February 21, 2019, BY Mike Ferlazzo

Freas Hall
Freas Hall is home to Bucknell University's Office of Admissions. Photo by Chris Shipley

Standardized test scores (SAT or ACT) will now be optional for students to submit when applying to Bucknell University starting with the class applying for enrollment in fall 2020. The test-optional policy will be offered to all applicants with the exception of varsity student-athletes (testing is required for calculating the Patriot League Academic Index), home-schooled students (testing provides a standardized measure given individualized transcripts) and international students (to assist with verification of credentials).

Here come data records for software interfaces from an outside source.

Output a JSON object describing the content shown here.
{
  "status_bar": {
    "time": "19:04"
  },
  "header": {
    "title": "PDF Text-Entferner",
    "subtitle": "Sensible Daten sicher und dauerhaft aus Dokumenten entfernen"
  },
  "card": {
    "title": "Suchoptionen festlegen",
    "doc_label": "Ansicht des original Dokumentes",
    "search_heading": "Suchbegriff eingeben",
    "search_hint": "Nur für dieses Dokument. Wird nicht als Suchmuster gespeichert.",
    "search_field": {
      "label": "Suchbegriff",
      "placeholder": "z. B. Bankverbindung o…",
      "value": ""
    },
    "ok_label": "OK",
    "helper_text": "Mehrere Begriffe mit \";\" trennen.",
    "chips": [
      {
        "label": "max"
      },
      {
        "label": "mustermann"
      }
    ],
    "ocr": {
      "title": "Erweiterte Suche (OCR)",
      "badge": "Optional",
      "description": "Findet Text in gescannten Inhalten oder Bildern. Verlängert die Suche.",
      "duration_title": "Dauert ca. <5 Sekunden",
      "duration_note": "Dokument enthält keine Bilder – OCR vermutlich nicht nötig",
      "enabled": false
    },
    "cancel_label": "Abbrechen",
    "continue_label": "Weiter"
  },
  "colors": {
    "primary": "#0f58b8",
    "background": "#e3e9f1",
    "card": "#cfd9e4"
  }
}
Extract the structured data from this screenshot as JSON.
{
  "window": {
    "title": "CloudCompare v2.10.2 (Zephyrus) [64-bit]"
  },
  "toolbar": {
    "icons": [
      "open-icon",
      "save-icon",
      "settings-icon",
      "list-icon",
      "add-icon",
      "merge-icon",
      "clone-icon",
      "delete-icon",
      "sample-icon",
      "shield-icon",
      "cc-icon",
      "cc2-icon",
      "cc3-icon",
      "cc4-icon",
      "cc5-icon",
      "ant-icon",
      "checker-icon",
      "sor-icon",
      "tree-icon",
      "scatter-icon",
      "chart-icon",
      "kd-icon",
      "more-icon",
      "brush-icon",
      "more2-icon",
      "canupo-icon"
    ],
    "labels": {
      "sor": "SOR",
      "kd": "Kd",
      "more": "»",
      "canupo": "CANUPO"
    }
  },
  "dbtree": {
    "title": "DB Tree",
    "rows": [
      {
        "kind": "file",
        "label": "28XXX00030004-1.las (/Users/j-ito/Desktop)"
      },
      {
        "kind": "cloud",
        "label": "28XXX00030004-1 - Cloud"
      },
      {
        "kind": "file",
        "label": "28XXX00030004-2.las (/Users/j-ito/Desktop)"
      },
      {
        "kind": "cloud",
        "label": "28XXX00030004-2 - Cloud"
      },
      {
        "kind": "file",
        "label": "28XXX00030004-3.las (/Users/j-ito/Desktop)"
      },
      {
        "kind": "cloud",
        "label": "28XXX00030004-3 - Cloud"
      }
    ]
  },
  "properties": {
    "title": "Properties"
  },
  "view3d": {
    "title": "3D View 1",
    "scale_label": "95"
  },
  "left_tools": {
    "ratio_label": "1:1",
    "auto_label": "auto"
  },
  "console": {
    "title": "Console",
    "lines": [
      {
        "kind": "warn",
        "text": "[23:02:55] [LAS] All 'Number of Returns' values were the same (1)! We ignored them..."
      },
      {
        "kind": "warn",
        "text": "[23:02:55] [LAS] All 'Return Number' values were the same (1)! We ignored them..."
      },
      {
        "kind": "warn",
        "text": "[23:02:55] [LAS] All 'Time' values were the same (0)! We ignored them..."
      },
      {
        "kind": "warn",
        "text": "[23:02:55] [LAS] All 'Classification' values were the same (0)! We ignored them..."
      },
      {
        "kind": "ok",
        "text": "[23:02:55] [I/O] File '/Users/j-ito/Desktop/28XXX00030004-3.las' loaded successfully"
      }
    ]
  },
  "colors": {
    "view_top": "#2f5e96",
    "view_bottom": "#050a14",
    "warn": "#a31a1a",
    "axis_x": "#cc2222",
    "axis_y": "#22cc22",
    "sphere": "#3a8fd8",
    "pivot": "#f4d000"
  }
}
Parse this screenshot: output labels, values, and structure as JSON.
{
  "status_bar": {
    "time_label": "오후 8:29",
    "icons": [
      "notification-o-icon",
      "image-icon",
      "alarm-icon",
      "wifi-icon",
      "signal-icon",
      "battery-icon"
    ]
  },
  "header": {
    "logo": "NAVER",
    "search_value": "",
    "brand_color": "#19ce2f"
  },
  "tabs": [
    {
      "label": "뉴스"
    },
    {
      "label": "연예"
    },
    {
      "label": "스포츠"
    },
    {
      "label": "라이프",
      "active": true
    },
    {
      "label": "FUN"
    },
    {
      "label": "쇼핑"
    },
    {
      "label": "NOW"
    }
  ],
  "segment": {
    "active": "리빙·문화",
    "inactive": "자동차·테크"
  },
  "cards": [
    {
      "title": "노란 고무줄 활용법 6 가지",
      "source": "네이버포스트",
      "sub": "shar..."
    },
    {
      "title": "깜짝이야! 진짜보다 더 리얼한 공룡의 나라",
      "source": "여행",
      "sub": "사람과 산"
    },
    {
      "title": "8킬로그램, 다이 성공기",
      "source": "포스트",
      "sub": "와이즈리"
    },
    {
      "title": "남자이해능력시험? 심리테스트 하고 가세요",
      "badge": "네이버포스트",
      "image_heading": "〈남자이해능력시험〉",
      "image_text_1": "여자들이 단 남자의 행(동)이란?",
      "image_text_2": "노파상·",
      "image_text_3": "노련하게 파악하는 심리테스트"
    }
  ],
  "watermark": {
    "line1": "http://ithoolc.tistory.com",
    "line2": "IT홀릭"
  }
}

Bucknell is one of only a few undergraduate, highly selective institutions to offer the policy across three academic colleges (the College of Arts & Sciences, the College of Engineering and the Freeman College of Management). It also supports the University's mission to provide greater access to students from varying educational and socioeconomic backgrounds, contributing to its participation in the American Talent Initiative — an alliance of colleges and universities dedicated to substantially expanding opportunity and access for low- and moderate-income students.

"The principle point for going test optional was to provide greater access to Bucknell," said Kevin Mathes, dean of admissions. "We are looking for ways to open our doors to more students, and by going test optional, we're making sure students aren't letting a single test score dictate whether they consider Bucknell."

The University has long employed a holistic admissions practice in which standardized test scores are just one factor in an applicant's consideration. The new policy will enhance that approach.

"There is nothing inherently bad about testing," said Bill Conley, vice president for enrollment management. "But we've always looked at testing from an arm's length because, in our holistic approach, we feel the most important thing is a student's academic transcript along with the assessment of their character and the kind of challenges they've taken on to get where they are."

Bucknell is also a member of the Character Collaborative, an initiative formed by educators with the goal of changing admissions practice at the higher and secondary education levels to reflect the significance of character strengths in attaining success in school, college and work. The University's test-optional policy contributes toward that goal.

"Every application review begins with the premise: find the evidence that supports admitting the student. Now, if the student chooses not to offer testing as evidence, we won't wonder why. We will focus on other factors," Conley said.

The test-optional policy will be conducted over a five-year pilot to assess the patterns of success for test score submitters and non-submitters.